(TASK DETAILS) Every line below that carries the word "daero" needs to be copied.

(EXERCISE INPUT)
....................
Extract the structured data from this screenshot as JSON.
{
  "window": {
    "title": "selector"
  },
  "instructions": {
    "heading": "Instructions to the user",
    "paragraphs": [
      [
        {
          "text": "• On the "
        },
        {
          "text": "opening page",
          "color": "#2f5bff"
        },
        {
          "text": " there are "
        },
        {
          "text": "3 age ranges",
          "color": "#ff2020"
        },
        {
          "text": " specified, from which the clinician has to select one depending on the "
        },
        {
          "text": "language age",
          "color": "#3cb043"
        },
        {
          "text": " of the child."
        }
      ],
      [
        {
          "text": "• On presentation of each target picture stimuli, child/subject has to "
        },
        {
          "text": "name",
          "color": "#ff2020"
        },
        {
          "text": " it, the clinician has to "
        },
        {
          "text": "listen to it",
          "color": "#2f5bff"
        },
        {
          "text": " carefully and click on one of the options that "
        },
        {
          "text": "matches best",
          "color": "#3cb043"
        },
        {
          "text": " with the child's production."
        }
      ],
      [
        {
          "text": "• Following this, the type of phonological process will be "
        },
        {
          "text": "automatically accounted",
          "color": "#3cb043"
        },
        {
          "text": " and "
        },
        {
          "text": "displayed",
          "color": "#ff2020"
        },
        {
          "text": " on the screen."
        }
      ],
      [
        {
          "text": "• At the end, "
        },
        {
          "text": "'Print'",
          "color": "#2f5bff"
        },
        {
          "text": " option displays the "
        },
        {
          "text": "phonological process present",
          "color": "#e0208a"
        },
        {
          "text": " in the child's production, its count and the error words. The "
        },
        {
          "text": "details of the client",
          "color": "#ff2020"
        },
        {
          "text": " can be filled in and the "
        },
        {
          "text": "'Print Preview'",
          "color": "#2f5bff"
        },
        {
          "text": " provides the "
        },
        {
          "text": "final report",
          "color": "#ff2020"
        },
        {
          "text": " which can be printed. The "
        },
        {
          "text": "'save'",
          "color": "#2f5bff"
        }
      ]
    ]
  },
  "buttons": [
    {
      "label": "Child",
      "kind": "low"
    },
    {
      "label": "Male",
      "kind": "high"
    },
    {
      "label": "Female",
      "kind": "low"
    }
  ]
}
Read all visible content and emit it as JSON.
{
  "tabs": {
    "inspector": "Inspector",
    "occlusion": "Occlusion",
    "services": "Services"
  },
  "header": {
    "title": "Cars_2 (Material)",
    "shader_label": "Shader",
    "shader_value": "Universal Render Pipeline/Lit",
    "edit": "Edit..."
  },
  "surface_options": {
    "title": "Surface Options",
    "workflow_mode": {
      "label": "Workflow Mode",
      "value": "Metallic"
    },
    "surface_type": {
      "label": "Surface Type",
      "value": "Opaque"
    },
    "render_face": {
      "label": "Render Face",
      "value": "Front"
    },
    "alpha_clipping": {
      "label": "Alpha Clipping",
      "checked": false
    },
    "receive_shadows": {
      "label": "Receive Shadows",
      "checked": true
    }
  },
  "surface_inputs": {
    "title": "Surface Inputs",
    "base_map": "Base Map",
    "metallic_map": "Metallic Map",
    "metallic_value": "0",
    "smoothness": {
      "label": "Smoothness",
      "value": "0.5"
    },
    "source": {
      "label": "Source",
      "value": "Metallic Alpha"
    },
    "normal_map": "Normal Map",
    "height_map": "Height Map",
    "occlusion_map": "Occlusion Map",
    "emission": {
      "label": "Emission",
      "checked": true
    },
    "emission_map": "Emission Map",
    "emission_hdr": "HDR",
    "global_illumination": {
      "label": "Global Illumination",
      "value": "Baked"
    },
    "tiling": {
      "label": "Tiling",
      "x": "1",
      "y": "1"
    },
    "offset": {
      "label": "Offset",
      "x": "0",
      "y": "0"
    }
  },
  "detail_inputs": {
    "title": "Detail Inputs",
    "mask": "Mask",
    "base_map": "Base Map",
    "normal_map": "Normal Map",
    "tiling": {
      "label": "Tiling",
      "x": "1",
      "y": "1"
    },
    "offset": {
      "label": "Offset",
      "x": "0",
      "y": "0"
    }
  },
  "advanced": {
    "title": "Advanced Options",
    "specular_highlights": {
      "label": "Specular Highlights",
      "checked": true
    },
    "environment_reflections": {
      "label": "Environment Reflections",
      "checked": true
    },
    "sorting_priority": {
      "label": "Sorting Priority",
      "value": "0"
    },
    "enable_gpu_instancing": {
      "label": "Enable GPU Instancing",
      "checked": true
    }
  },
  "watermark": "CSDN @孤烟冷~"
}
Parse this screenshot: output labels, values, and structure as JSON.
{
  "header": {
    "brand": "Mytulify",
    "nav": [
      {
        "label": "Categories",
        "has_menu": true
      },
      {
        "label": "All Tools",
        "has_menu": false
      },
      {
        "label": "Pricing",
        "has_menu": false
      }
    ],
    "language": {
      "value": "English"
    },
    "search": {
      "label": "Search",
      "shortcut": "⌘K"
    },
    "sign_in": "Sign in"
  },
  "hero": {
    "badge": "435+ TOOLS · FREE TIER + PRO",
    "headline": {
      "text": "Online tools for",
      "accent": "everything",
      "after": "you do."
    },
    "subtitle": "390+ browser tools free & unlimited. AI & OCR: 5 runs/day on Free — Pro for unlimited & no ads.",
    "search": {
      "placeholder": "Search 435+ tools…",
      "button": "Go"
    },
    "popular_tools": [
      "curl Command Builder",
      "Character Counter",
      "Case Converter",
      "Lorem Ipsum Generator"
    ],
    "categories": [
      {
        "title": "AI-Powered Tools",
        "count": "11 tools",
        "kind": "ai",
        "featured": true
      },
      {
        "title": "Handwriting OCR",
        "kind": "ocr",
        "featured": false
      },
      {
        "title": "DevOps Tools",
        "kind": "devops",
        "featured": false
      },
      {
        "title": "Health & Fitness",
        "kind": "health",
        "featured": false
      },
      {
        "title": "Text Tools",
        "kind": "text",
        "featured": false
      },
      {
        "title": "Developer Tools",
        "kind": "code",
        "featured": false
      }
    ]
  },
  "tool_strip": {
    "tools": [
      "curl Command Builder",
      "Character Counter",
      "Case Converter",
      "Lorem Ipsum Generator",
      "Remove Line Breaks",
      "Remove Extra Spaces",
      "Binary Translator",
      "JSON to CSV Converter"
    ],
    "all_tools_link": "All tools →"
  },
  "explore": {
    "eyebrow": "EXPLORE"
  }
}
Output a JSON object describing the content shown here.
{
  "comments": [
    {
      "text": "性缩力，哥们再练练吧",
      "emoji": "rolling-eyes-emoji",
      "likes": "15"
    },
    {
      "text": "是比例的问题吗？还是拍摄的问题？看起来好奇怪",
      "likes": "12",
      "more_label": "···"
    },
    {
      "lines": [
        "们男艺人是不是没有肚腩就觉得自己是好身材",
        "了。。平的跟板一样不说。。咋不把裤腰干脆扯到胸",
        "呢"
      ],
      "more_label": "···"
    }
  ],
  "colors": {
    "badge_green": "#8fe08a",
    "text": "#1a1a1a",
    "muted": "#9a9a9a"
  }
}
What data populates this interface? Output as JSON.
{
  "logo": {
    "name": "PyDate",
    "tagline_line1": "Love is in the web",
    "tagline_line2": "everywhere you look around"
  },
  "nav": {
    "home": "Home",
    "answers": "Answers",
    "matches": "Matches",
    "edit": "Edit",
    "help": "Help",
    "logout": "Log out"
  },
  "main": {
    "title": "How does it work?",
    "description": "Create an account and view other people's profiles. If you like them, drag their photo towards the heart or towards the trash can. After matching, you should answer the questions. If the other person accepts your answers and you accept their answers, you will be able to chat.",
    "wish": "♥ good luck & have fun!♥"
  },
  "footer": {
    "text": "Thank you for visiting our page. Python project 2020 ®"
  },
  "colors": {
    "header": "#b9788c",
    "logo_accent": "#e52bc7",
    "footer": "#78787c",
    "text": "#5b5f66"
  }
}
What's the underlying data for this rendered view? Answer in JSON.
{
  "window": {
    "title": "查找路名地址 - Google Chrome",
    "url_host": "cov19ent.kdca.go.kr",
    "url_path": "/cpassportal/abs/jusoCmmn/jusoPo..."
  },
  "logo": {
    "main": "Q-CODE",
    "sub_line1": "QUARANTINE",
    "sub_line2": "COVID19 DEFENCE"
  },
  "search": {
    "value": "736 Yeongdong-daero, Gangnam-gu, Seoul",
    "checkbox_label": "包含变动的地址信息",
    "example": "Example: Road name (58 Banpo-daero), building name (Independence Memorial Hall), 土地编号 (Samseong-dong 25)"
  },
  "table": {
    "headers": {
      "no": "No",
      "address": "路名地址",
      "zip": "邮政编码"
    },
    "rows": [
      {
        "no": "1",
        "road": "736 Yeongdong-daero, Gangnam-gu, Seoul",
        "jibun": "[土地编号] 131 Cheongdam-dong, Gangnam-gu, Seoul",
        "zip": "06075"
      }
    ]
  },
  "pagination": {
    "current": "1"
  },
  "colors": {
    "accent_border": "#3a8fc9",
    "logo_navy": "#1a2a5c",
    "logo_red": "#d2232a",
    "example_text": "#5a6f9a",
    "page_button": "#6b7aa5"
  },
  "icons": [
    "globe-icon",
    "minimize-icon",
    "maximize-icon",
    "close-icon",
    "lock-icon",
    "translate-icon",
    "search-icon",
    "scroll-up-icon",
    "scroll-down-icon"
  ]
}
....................
(YOUR SOLUTION)
    "value": "736 Yeongdong-daero, Gangnam-gu, Seoul",
    "example": "Example: Road name (58 Banpo-daero), building name (Independence Memorial Hall), 土地编号 (Samseong-dong 25)"
        "road": "736 Yeongdong-daero, Gangnam-gu, Seoul",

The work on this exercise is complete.